The letter which your Majesty ordered to be written to this Queen in favour of the imprisoned Catholics arrived in such good season that the date had been put on it for delivery, but the very day it was to be handed to the Queen the case against the bishop of London was suspended, and the letter was kept back. It shall be preserved in case any other occasion should arise for its use, which God forbid.
Favourable opportunities sometimes present themselves for offering bail of their families or friends for these imprisoned Catholic, and if this could be accepted it would be a great good in many respects besides the boon it would be to them. I beg your Majesty to be pleased to have a letter witten to the Queen asking this favour for them as it appears almost certain that it may be obtained seeing the turn of events here.
As I have written, the French ambassador here informs me that he has received his recall, and his successor will soon be appointed. (fn. 3) He gives me to understand that he is to be sent as ambassador to your Majesty.
When I arrived here I advised that I had been informed that this ambassador was not a Catholic, and so I have been assured by those who are intimate with him and also that he keeps heretics in his household. In his communications with me he has been reserved, and I cannot judge badly of him by his words, although I have noticed a certain freedom about them. Here, however, he is considered more than suspicious and has pleased nobody. He tells me he was brought up in the household of the Queen-Mother, and consequently will be better known to persons attached to the service of our lady the Queen. He is clever. Your Majesty will doubtless take such steps as may be suitable in order that the French ambassadors who are to reside here shall be Catholics for reasons which are evident. This ambassador displays great attachment to your Majesty, and I have been friendly with him but think well to advise your Majesty about him.—London, 27th November 1564.

Footnotes

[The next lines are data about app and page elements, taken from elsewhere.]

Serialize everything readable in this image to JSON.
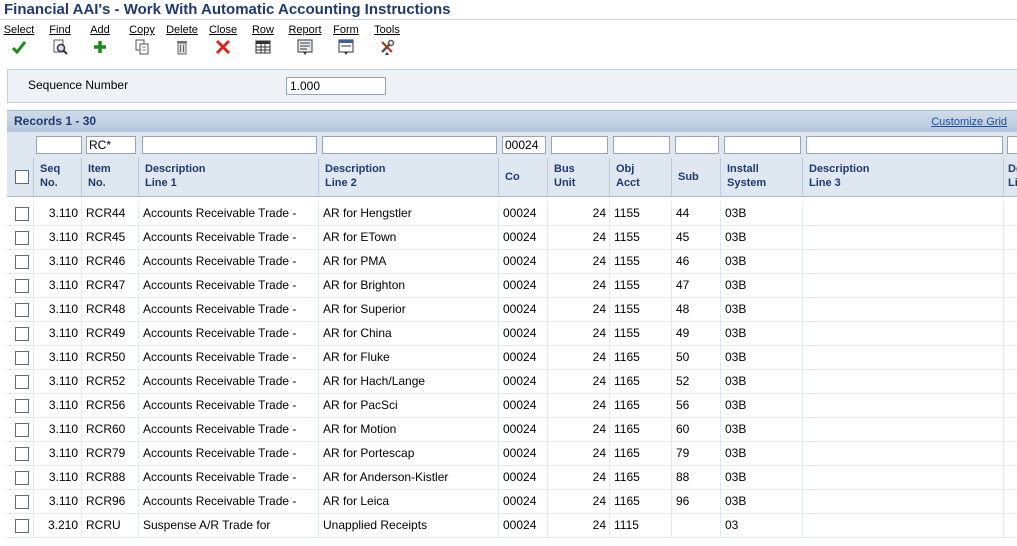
{
  "window": {
    "title": "Financial AAI's - Work With Automatic Accounting Instructions"
  },
  "toolbar": [
    {
      "label": "Select",
      "icon": "checkmark-icon",
      "color": "#1a8a1a"
    },
    {
      "label": "Find",
      "icon": "find-icon"
    },
    {
      "label": "Add",
      "icon": "plus-icon",
      "color": "#1a8a1a"
    },
    {
      "label": "Copy",
      "icon": "copy-icon"
    },
    {
      "label": "Delete",
      "icon": "trash-icon"
    },
    {
      "label": "Close",
      "icon": "close-x-icon",
      "color": "#d9261c"
    },
    {
      "label": "Row",
      "icon": "row-menu-icon"
    },
    {
      "label": "Report",
      "icon": "report-menu-icon"
    },
    {
      "label": "Form",
      "icon": "form-menu-icon"
    },
    {
      "label": "Tools",
      "icon": "tools-icon"
    }
  ],
  "header": {
    "sequence_label": "Sequence Number",
    "sequence_value": "1.000"
  },
  "grid": {
    "records_label": "Records 1 - 30",
    "customize_label": "Customize Grid",
    "qbe": {
      "item_no": "RC*",
      "co": "00024"
    },
    "columns": [
      {
        "key": "seq",
        "label": "Seq\nNo."
      },
      {
        "key": "item",
        "label": "Item\nNo."
      },
      {
        "key": "desc1",
        "label": "Description\nLine 1"
      },
      {
        "key": "desc2",
        "label": "Description\nLine 2"
      },
      {
        "key": "co",
        "label": "Co"
      },
      {
        "key": "bu",
        "label": "Bus\nUnit"
      },
      {
        "key": "obj",
        "label": "Obj\nAcct"
      },
      {
        "key": "sub",
        "label": "Sub"
      },
      {
        "key": "sys",
        "label": "Install\nSystem"
      },
      {
        "key": "desc3",
        "label": "Description\nLine 3"
      },
      {
        "key": "desc4",
        "label": "De\nLi"
      }
    ],
    "rows": [
      {
        "seq": "3.110",
        "item": "RCR44",
        "desc1": "Accounts Receivable Trade  -",
        "desc2": "AR for Hengstler",
        "co": "00024",
        "bu": "24",
        "obj": "1155",
        "sub": "44",
        "sys": "03B"
      },
      {
        "seq": "3.110",
        "item": "RCR45",
        "desc1": "Accounts Receivable Trade  -",
        "desc2": "AR for ETown",
        "co": "00024",
        "bu": "24",
        "obj": "1155",
        "sub": "45",
        "sys": "03B"
      },
      {
        "seq": "3.110",
        "item": "RCR46",
        "desc1": "Accounts Receivable Trade  -",
        "desc2": "AR for PMA",
        "co": "00024",
        "bu": "24",
        "obj": "1155",
        "sub": "46",
        "sys": "03B"
      },
      {
        "seq": "3.110",
        "item": "RCR47",
        "desc1": "Accounts Receivable Trade  -",
        "desc2": "AR for Brighton",
        "co": "00024",
        "bu": "24",
        "obj": "1155",
        "sub": "47",
        "sys": "03B"
      },
      {
        "seq": "3.110",
        "item": "RCR48",
        "desc1": "Accounts Receivable Trade  -",
        "desc2": "AR for Superior",
        "co": "00024",
        "bu": "24",
        "obj": "1155",
        "sub": "48",
        "sys": "03B"
      },
      {
        "seq": "3.110",
        "item": "RCR49",
        "desc1": "Accounts Receivable Trade  -",
        "desc2": "AR for China",
        "co": "00024",
        "bu": "24",
        "obj": "1155",
        "sub": "49",
        "sys": "03B"
      },
      {
        "seq": "3.110",
        "item": "RCR50",
        "desc1": "Accounts Receivable Trade  -",
        "desc2": "AR for Fluke",
        "co": "00024",
        "bu": "24",
        "obj": "1165",
        "sub": "50",
        "sys": "03B"
      },
      {
        "seq": "3.110",
        "item": "RCR52",
        "desc1": "Accounts Receivable Trade  -",
        "desc2": "AR for Hach/Lange",
        "co": "00024",
        "bu": "24",
        "obj": "1165",
        "sub": "52",
        "sys": "03B"
      },
      {
        "seq": "3.110",
        "item": "RCR56",
        "desc1": "Accounts Receivable Trade  -",
        "desc2": "AR for PacSci",
        "co": "00024",
        "bu": "24",
        "obj": "1165",
        "sub": "56",
        "sys": "03B"
      },
      {
        "seq": "3.110",
        "item": "RCR60",
        "desc1": "Accounts Receivable Trade  -",
        "desc2": "AR for Motion",
        "co": "00024",
        "bu": "24",
        "obj": "1165",
        "sub": "60",
        "sys": "03B"
      },
      {
        "seq": "3.110",
        "item": "RCR79",
        "desc1": "Accounts Receivable Trade  -",
        "desc2": "AR for Portescap",
        "co": "00024",
        "bu": "24",
        "obj": "1165",
        "sub": "79",
        "sys": "03B"
      },
      {
        "seq": "3.110",
        "item": "RCR88",
        "desc1": "Accounts Receivable Trade  -",
        "desc2": "AR for Anderson-Kistler",
        "co": "00024",
        "bu": "24",
        "obj": "1165",
        "sub": "88",
        "sys": "03B"
      },
      {
        "seq": "3.110",
        "item": "RCR96",
        "desc1": "Accounts Receivable Trade  -",
        "desc2": "AR for Leica",
        "co": "00024",
        "bu": "24",
        "obj": "1165",
        "sub": "96",
        "sys": "03B"
      },
      {
        "seq": "3.210",
        "item": "RCRU",
        "desc1": "Suspense A/R Trade for",
        "desc2": "Unapplied Receipts",
        "co": "00024",
        "bu": "24",
        "obj": "1115",
        "sub": "",
        "sys": "03"
      }
    ]
  }
}
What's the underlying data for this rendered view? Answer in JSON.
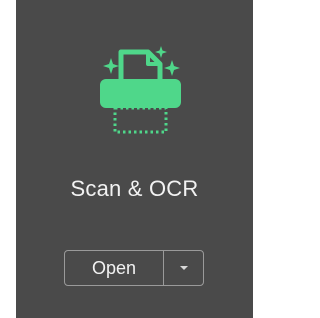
{
  "card": {
    "title": "Scan & OCR",
    "open_label": "Open",
    "icon": "scan-ocr-icon",
    "dropdown_icon": "caret-down-icon"
  },
  "colors": {
    "card_background": "#4a4a4a",
    "icon_accent": "#4fd78a",
    "text": "#f2f2f2",
    "button_border": "#9a9a9a"
  }
}
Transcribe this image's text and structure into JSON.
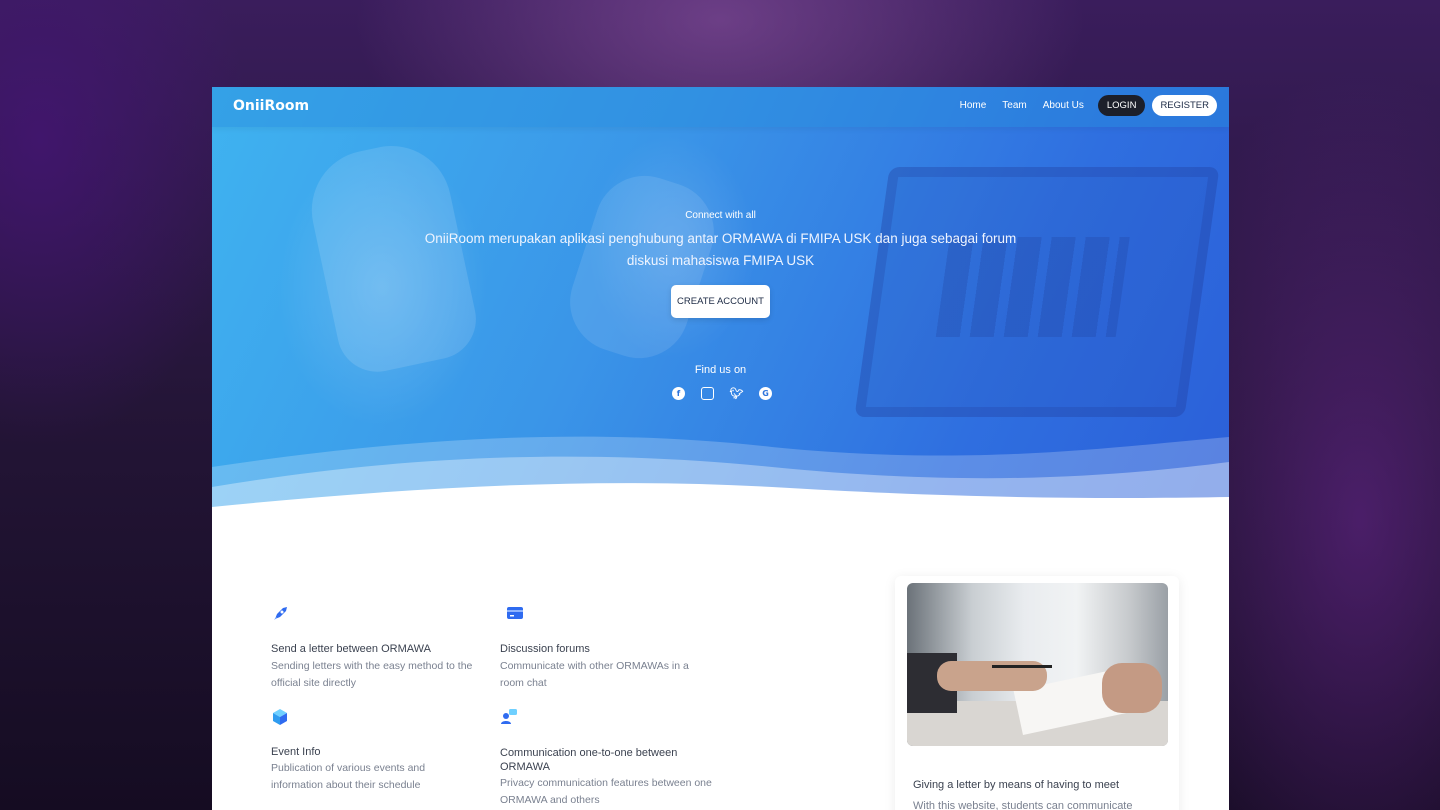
{
  "brand": "OniiRoom",
  "nav": {
    "links": [
      "Home",
      "Team",
      "About Us"
    ],
    "login": "LOGIN",
    "register": "REGISTER"
  },
  "hero": {
    "tagline": "Connect with all",
    "description": "OniiRoom merupakan aplikasi penghubung antar ORMAWA di FMIPA USK dan juga sebagai forum diskusi mahasiswa FMIPA USK",
    "cta": "CREATE ACCOUNT",
    "find_us": "Find us on",
    "socials": [
      "facebook-icon",
      "instagram-icon",
      "twitter-icon",
      "google-plus-icon"
    ]
  },
  "features": [
    {
      "icon": "rocket-icon",
      "title": "Send a letter between ORMAWA",
      "desc": "Sending letters with the easy method to the official site directly"
    },
    {
      "icon": "credit-card-icon",
      "title": "Discussion forums",
      "desc": "Communicate with other ORMAWAs in a room chat"
    },
    {
      "icon": "cube-icon",
      "title": "Event Info",
      "desc": "Publication of various events and information about their schedule"
    },
    {
      "icon": "user-chat-icon",
      "title": "Communication one-to-one between ORMAWA",
      "desc": "Privacy communication features between one ORMAWA and others"
    }
  ],
  "card": {
    "title": "Giving a letter by means of having to meet",
    "desc": "With this website, students can communicate"
  },
  "colors": {
    "hero_start": "#3fb3f0",
    "hero_end": "#2b5fd8",
    "icon_blue": "#2f6bf0",
    "login_bg": "#1c1f2a"
  }
}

  • 1. Sir Thomas Sackville afterwards Lord Buckhurst the poet. He was the son of Sir Richard Sackville the Queen's cousin and a member of her Council.
  • 2. Mundt.
  • 3. Paul de Foix.